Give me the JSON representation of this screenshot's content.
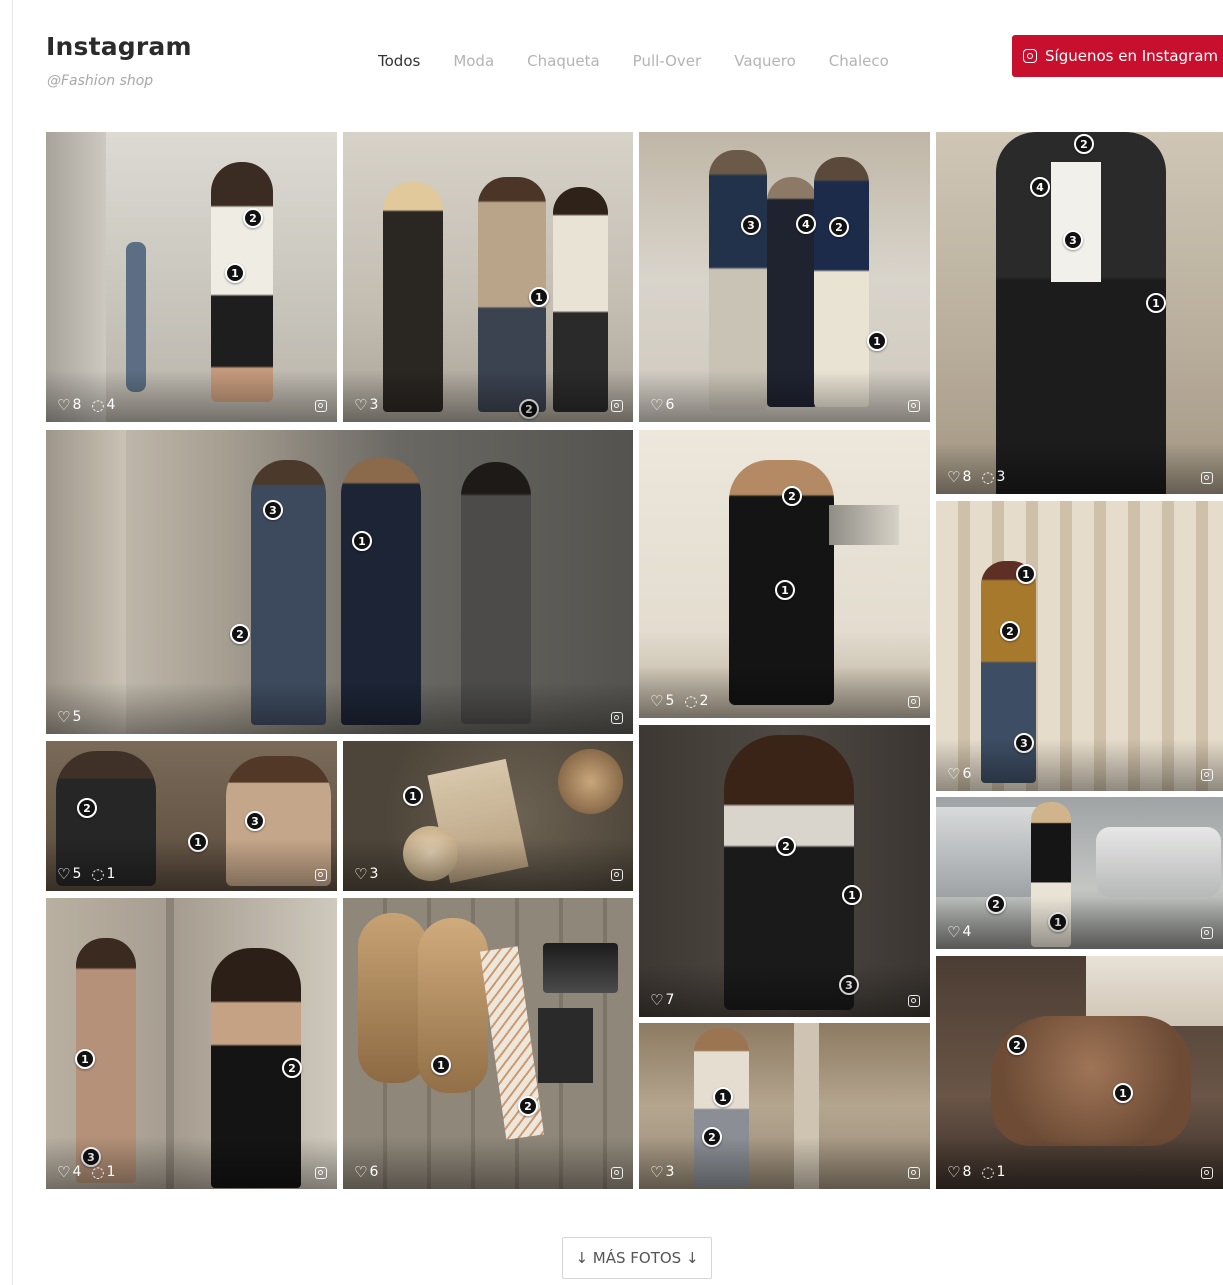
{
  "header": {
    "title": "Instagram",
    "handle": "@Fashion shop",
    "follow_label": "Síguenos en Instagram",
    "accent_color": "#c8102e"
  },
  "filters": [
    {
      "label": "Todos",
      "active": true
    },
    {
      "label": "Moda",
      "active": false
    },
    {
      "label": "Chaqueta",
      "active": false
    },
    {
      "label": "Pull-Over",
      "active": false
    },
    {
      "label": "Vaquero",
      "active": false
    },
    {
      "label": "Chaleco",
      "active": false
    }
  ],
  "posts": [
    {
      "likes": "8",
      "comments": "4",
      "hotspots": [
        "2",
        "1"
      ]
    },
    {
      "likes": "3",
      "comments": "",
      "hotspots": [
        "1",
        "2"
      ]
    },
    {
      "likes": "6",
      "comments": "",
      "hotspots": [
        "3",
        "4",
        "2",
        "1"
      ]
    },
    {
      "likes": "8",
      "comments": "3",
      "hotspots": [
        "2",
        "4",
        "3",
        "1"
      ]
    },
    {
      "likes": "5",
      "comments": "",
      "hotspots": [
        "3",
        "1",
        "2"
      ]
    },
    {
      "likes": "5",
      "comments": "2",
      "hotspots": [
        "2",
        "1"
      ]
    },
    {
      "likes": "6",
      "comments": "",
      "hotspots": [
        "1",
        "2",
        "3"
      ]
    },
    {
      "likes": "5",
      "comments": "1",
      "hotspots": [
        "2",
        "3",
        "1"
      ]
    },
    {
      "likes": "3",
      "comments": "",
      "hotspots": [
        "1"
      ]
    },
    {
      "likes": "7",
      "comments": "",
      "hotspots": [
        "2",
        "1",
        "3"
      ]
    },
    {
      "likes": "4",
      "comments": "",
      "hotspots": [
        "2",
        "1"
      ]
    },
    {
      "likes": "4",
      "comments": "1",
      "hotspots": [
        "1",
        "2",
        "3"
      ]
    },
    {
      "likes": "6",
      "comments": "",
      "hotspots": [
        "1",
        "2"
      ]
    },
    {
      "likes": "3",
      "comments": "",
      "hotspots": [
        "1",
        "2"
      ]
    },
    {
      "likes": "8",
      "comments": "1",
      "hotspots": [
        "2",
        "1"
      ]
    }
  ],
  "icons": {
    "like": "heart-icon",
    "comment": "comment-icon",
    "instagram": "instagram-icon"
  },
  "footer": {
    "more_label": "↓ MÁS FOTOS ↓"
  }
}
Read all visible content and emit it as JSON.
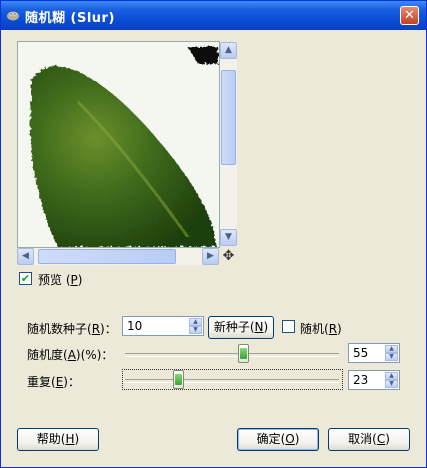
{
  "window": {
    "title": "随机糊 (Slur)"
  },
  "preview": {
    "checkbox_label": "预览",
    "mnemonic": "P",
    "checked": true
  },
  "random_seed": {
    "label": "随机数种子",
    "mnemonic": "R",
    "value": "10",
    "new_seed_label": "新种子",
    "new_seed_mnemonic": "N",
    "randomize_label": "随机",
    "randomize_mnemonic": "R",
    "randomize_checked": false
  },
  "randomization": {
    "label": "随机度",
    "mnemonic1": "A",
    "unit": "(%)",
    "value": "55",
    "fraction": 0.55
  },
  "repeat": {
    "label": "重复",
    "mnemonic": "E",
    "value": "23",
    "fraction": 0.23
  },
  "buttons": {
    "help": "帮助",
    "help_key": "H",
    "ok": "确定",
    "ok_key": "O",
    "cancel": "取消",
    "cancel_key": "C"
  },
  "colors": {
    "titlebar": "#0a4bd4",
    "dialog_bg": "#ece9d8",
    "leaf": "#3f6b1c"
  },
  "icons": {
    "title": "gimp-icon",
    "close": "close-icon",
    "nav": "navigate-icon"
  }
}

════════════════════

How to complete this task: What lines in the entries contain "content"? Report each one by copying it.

Reply:
Give me the JSON representation of this screenshot's content.
Read all visible content and emit it as JSON.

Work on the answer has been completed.